We headed down to Tomas Morato where I finally had a chance to pop into Love 123 Luggage x Camille. As you can guess this carries luggage, in pastels or textured metallics, hailing from Korea. I like them! Will stop by before my next trip for sure.

On one side of Love 123 is a cheerful looking Yvana’s Gown and Suit Rental, Est. 2013. If you thought formals for rent would look dusty and drab, this will dispel that notion. Plus when you need to shoot pre-debut or pre-wedding videos this is perfect.

A retro barber shop for a modern look

Then on the other side of Love 123 is Supremo Barber, a “gentleman’s barber” which seems determined to rope in the males of a younger generation and introduce them to the world of pomade.

If you want to immerse yourself in something apart from food, fashion and objects of desire, feed your soul instead at any of the four top art galleries in the area.

Gravity Art Space is attached to Nanka, a yummy Japanese restaurant of Peruvian persuasion. Its attractive two-level structure is home to contemporary art that feels young, edgy and reflective of today’s world. It’s a similar kind of energy at Kalawakan Space Time located at the corner of Quezon Avenue and Roces.

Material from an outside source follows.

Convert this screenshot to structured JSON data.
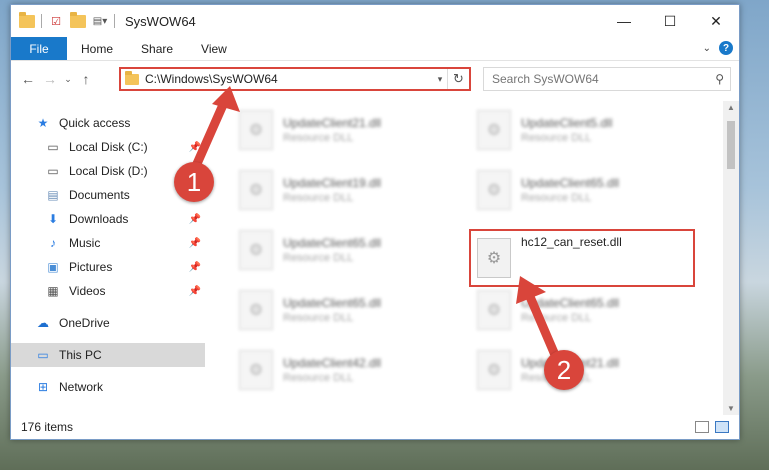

Ronante Maratas’ “Neptune Pop” exhibit at Kaida Gallery on Scout Madrinan

Quezon City attracts creatives whose groundbreaking works feel very at home in neighborhoods dating back to the Fifties, Sixties and Seventies such as the one I live in and have been describing. 

Superduper Gallery at Eleventh Jamboree and Kaida Contemporary on Scout Madrinan are to me something of those contrasting worlds that coexist so well in Japan—the very young in an old space, opposite worlds that cocoon each other with style and grace.

A tree of “bonsais”

It is very pleasant, in fact, to go walking in the mornings or when it cools down later in the afternoon. The residents take extra care and pride in their horticultural displays so that every time I walk I am forever taking photos of flowering ornamentals, a tree pruned to look like it’s sporting a dozen bonsais, branches of dragonfruit poking through walls. Many people walk their dogs, each cuter than the next. 

Dragon fruit branches extend out from a wall of ivy.

Even the barangay chat group is for me highly entertaining to scroll through, detailing the ins and outs and ups and downs, errant neighbors and lost cats, noisy restos and snake sightings. It’s a slice of everyday Filipino life crammed with creativity, yummy food, beauty where you don’t always expect it, and I’m so glad I call it home.